An excellent post from Kaitlin Bell Barnett explaining why Health Care Reform (before the Supreme Court) and the individual mandate matter to young people….
Since there is not much to do, from a layman’s perspective, except wait until June for the Supreme Court to hand down its decision on the Patient Protection and Affordable Care Act (PPACA), I thought I would share some thoughts on how it pertains to young people with chronic mental health problems – the ones who look healthy but actually have considerable healthcare needs.
This is a group that you can define variously depending on what you think constitutes “chronic mental health problems.” I’m going to define it more broadly than traditional definitions of serious mental illness and simply include young adults who have mental health problems so troubling that they seek out long-term mental health services, whether it be medication or any sort of therapy.
I think it’s important to highlight this group because Supreme Court Justice Antonin Scalia (among many others) has argued that the individual mandate forcing everyone to buy insurance is unjust in part because young, healthy people have better things to do with their money besides spending it on health insurance.
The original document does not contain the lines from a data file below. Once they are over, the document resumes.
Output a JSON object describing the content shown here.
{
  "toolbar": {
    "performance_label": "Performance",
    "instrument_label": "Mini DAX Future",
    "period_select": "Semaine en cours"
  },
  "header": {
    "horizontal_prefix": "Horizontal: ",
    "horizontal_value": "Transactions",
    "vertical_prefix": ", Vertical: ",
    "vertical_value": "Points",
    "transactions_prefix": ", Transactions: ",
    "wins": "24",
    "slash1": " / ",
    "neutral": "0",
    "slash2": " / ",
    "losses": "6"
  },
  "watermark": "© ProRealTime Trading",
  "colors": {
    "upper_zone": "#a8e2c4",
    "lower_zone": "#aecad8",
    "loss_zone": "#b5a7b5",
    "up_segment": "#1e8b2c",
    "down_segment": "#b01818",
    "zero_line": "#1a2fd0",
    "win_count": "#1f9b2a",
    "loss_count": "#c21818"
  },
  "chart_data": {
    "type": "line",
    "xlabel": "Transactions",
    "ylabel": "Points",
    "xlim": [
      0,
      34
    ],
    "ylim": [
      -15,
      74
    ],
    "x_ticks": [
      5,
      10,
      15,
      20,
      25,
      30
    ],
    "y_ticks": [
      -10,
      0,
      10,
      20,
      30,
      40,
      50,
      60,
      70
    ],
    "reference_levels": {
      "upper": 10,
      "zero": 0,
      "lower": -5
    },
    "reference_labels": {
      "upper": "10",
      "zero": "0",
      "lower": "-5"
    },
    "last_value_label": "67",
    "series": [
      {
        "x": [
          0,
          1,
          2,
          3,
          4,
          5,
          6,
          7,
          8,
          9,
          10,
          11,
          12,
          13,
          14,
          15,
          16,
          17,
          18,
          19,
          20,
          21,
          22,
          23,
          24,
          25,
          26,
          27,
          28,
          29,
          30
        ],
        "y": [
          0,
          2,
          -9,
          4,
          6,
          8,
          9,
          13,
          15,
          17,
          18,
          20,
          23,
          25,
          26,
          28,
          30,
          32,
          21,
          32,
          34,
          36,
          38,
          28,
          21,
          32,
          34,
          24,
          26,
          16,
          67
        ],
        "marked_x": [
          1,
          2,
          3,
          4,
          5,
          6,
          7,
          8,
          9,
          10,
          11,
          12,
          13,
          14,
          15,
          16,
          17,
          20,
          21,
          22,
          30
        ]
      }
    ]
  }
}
I consider this argument flawed for several reasons, not least because young, healthy people could easily get into, say, a serious accident and then taxpayers would be left footing the bill; but there is also a not-insignificant group of people in their 20s and 30s who have ongoing healthcare needs and who do require insurance to meet them.
Many of these people with chronic health conditions, including those who take maintenance medications, fall into this category because they have a mental health condition.
Scalia’s notion of an entire generation of healthy young people is wrong. He would undoubtedly acknowledge that a subset of young people are unhealthy, but, being an older person, he may not appreciate how big this subset is when you include people who are getting or who need mental health treatment.